### EXERCISE REQUIREMENTS
What lines below include the word "datetime"? Copy each one.

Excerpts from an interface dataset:
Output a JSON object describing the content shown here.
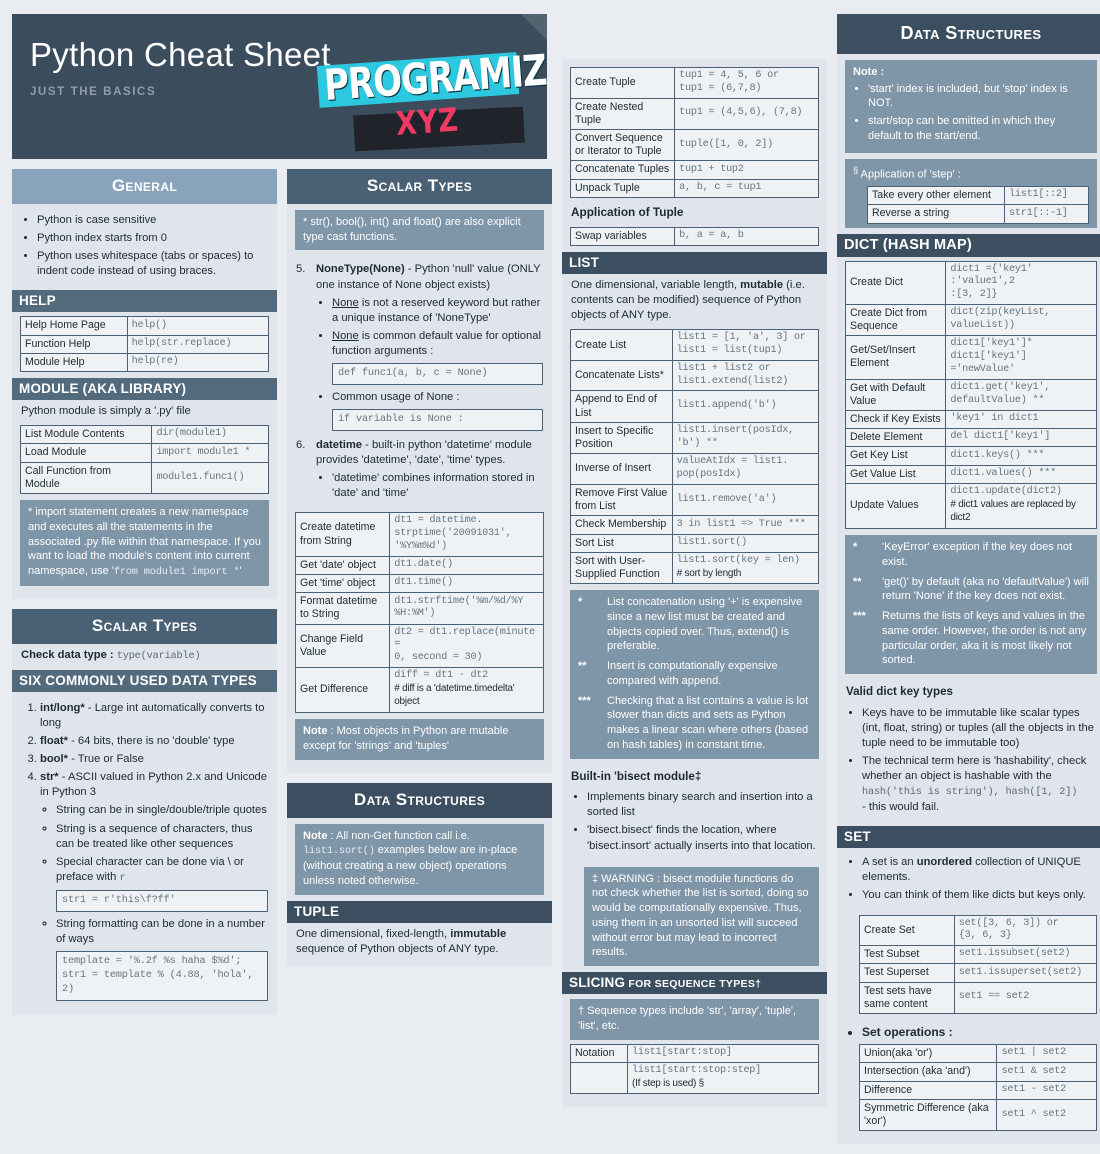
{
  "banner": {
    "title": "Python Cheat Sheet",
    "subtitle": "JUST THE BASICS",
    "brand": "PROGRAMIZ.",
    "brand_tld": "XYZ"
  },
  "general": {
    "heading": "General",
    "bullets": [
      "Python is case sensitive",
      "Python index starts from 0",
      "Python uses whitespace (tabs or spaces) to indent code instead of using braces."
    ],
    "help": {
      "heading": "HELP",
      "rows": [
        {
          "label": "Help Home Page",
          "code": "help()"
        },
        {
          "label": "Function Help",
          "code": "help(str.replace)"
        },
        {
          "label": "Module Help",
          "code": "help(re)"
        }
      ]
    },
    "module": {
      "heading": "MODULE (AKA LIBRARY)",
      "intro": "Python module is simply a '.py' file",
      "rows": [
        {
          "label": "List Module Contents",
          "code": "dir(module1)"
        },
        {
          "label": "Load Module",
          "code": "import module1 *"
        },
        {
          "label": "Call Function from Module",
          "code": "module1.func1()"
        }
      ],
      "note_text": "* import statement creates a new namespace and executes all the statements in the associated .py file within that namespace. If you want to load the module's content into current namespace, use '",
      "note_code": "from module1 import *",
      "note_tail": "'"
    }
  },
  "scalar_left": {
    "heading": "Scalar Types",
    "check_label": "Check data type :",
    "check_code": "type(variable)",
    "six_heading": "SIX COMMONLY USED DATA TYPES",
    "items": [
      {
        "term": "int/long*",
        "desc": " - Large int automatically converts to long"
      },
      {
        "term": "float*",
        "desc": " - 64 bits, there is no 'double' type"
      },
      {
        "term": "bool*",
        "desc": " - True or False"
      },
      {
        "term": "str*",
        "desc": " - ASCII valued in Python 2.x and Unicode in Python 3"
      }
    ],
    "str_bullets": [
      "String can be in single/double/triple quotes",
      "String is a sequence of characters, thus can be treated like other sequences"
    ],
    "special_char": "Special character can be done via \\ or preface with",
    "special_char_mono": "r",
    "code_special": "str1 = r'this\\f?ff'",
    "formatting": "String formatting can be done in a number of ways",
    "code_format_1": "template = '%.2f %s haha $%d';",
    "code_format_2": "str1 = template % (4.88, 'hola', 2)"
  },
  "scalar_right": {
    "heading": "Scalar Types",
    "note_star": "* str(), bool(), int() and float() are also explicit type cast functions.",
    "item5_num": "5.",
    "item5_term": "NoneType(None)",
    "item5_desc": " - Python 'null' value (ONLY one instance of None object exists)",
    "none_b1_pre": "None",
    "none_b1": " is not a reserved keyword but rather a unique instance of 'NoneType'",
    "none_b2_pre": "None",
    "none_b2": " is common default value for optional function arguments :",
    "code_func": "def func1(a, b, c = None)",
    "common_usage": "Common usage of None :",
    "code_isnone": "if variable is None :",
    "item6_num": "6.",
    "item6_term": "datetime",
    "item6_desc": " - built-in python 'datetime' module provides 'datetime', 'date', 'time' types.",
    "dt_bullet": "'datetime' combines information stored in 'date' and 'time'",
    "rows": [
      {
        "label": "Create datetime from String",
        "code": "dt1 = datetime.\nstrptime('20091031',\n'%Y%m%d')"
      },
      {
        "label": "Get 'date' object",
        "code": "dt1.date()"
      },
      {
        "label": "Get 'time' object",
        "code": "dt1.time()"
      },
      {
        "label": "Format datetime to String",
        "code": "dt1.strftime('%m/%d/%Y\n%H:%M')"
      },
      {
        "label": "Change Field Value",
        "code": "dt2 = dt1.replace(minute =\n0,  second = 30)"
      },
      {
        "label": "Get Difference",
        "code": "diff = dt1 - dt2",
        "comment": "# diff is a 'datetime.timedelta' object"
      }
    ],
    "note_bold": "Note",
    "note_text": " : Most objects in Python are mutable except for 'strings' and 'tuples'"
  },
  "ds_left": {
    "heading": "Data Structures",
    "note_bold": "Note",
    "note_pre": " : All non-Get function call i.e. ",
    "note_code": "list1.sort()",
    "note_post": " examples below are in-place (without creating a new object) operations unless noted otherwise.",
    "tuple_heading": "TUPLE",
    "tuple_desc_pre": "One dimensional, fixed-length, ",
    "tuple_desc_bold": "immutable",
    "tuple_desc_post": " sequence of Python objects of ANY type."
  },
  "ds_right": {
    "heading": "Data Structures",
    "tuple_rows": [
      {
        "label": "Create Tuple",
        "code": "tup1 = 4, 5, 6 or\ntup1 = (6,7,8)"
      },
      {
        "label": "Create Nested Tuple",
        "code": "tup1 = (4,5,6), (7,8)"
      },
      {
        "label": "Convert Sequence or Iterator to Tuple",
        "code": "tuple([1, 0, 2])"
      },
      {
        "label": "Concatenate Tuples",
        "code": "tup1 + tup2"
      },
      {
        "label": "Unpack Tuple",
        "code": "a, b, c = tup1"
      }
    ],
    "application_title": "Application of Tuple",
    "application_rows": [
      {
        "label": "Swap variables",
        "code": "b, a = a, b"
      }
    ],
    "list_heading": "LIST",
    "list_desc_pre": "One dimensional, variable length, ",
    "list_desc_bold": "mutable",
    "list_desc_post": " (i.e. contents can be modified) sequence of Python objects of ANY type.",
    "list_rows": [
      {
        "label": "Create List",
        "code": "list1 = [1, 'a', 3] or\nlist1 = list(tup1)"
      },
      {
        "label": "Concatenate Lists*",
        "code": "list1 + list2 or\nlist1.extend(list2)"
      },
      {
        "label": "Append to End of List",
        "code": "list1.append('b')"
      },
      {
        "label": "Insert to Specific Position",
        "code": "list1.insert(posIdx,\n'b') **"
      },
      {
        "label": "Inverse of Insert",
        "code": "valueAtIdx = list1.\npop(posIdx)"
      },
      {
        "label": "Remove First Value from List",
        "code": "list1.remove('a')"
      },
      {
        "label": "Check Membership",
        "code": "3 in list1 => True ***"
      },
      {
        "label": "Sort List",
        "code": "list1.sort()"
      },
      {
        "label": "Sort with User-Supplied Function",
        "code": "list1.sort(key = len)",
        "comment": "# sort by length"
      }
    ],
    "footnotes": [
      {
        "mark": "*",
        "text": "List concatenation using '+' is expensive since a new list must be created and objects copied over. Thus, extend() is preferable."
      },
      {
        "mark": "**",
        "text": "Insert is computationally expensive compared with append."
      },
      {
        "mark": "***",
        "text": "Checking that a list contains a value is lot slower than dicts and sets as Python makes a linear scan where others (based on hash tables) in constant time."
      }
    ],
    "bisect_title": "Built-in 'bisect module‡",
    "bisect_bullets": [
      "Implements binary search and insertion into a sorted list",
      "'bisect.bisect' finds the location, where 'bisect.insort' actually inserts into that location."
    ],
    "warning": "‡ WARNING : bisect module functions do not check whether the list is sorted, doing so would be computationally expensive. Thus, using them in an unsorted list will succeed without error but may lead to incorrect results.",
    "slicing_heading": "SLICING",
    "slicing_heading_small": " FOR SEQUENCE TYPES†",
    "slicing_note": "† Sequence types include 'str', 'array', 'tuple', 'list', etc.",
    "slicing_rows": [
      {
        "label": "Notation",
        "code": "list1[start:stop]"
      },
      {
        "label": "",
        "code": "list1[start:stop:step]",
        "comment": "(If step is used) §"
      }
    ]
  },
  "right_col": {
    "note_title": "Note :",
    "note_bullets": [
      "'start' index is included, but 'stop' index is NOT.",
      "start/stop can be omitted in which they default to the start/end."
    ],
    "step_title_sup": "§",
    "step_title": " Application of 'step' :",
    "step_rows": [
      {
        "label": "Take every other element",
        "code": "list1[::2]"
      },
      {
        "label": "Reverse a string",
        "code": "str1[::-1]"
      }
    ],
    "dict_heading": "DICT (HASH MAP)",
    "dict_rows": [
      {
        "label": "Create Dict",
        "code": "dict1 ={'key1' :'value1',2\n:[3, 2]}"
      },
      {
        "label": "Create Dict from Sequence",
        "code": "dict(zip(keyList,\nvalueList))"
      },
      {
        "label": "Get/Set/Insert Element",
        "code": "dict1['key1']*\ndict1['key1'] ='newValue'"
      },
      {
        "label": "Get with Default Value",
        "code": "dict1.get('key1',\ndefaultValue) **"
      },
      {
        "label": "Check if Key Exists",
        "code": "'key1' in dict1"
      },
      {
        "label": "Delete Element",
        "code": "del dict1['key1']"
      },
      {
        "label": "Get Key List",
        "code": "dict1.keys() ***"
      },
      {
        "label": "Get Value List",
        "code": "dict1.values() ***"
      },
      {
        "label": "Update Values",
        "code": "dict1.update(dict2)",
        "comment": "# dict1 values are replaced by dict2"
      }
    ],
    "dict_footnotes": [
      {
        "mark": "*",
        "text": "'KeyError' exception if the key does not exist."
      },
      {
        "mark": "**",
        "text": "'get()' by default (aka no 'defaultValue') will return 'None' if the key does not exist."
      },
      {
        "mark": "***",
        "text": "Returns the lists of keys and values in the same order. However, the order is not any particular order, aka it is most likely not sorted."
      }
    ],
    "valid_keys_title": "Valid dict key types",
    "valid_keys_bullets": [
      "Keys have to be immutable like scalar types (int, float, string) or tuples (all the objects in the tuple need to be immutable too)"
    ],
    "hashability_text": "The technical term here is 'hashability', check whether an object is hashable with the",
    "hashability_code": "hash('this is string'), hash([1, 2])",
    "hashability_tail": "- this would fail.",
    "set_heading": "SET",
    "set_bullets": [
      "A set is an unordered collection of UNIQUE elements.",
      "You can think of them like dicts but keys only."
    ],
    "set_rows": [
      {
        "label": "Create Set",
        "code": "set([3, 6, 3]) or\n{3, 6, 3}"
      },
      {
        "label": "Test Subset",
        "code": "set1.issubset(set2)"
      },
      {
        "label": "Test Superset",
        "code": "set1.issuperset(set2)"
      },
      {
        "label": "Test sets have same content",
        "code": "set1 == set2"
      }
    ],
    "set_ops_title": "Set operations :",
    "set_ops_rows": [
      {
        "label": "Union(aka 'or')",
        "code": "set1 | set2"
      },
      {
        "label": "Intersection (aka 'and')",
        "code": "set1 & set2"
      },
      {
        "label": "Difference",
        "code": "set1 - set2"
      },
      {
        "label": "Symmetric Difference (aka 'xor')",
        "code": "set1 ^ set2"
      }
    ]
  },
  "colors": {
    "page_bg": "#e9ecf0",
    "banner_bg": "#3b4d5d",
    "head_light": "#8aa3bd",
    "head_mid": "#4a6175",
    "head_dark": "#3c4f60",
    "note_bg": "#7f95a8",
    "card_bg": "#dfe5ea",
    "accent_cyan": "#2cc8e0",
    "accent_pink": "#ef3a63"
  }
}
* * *
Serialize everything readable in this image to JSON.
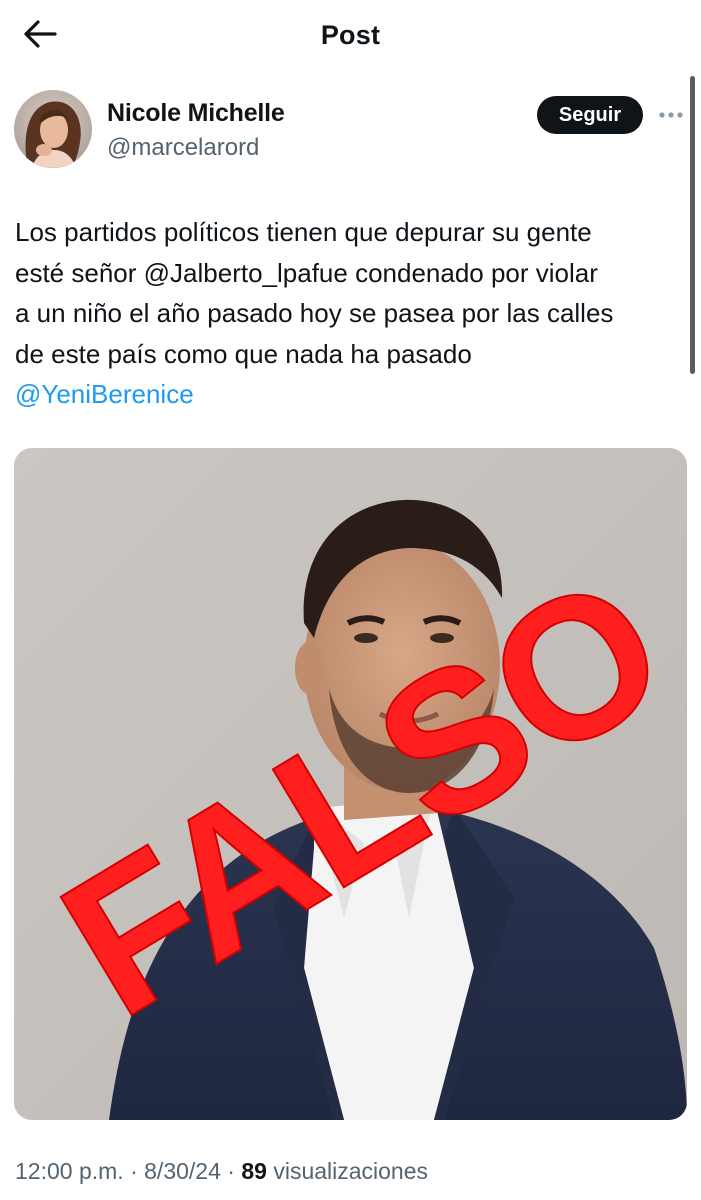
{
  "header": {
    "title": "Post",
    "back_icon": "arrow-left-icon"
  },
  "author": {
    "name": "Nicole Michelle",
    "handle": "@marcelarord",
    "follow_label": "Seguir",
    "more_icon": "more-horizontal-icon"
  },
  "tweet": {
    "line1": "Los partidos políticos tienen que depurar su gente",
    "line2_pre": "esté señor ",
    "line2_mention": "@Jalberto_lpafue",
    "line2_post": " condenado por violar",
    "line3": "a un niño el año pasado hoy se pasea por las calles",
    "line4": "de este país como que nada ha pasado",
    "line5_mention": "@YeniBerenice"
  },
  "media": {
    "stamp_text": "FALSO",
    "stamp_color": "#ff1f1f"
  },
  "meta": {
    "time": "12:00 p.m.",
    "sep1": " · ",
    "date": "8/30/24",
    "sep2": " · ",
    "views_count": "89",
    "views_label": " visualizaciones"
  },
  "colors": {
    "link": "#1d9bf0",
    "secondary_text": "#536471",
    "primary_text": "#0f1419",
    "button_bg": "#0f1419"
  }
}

### TASK ANSWER
    "item6_term": "datetime",
    "item6_desc": " - built-in python 'datetime' module provides 'datetime', 'date', 'time' types.",
    "dt_bullet": "'datetime' combines information stored in 'date' and 'time'",
        "label": "Create datetime from String",
        "code": "dt1 = datetime.\nstrptime('20091031',\n'%Y%m%d')"
        "label": "Format datetime to String",
        "comment": "# diff is a 'datetime.timedelta' object"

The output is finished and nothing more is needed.